The relevance of ecosystem services to land reform policies: Insights from South Africa

Author(s): Clements, H.S.; De Vos, A.; Bezerra, J.C.; Coetzer, K.; Maciejewski, K.; Mograbib, P.J.; Shackleton, C.
Link to CST author(s): Dr Kristi Maciejewski, Dr Hayley Clements
Publication: Land Use Policy
Year: 2020
Full reference: Clements, H.S.; De Vos, A.; Bezerra, J.C.; Coetzer, K.; Maciejewski, K.; Mograbib, P.J.; Shackleton, C. 2020. The relevance of ecosystem services to land reform policies: Insights from South Africa. Land Use Policy 100
Download publication https://doi.org/10.1016/j.landusepol.2020.104939



Summary

Land reform is an important socio-political strategy in many countries. Despite the importance of ecosystem health in attaining land reform objectives, human-nature interactions have been largely absent from contemporary land reform discussions. In this perspectives paper, we highlight why land reform programmes could benefit from considering ecosystem services in their planning processes, to better achieve their goals of socioeconomic development and equity. Drawing on examples from South Africa, we argue that an ecosystem services lens can help achieve equity in land reform programmes by providing insight into how land-use legacies and the multi-functional nature of landscapes influence who benefits from land reform across space and through time. An ecosystem services lens also broadens understanding of how fragmentation and a changing climate may affect land reform benefits over time.

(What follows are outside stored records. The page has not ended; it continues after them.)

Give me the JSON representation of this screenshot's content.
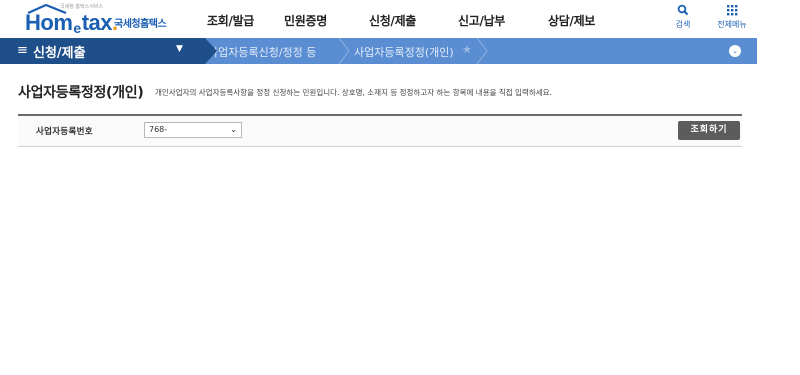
{
  "header": {
    "logo": {
      "tagline": "국세청 홈택스서비스",
      "brand": "Hometax",
      "brand_sub": "국세청홈택스"
    },
    "menu": [
      "조회/발급",
      "민원증명",
      "신청/제출",
      "신고/납부",
      "상담/제보"
    ],
    "search_label": "검색",
    "allmenu_label": "전체메뉴",
    "search_icon": "search-icon",
    "allmenu_icon": "grid-icon"
  },
  "nav": {
    "title": "신청/제출",
    "breadcrumbs": [
      "사업자등록신청/정정 등",
      "사업자등록정정(개인)"
    ]
  },
  "page": {
    "title": "사업자등록정정(개인)",
    "description": "개인사업자의 사업자등록사항을 정정 신청하는 민원입니다. 상호명, 소재지 등 정정하고자 하는 항목에 내용을 직접 입력하세요."
  },
  "search": {
    "label": "사업자등록번호",
    "selected_value": "768-",
    "button_label": "조회하기"
  },
  "colors": {
    "brand_blue": "#1b5fb2",
    "nav_dark": "#1e4f8a",
    "nav_light": "#5b8dd2",
    "button": "#5c5c5c"
  }
}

In ignoring these human-nature interactions, and often unquestioningly applying one-size-fit-all approaches, land-reform policies risk missing the ultimate needs of beneficiaries and broader society. Considering these insights, we discuss practical implications of an ecosystem services lens for land reform programmes. These include the need for context-sensitive, localized land reform planning that accounts for ecosystem service heterogeneity, possible trade-offs, and beneficiaries’ preferences and capacities. Accordingly, extension services need to possess local knowledge and avoid generic, top-down and inflexible approaches. These social-ecological considerations are imperative if countries are to achieve sustainable and equitable land reform.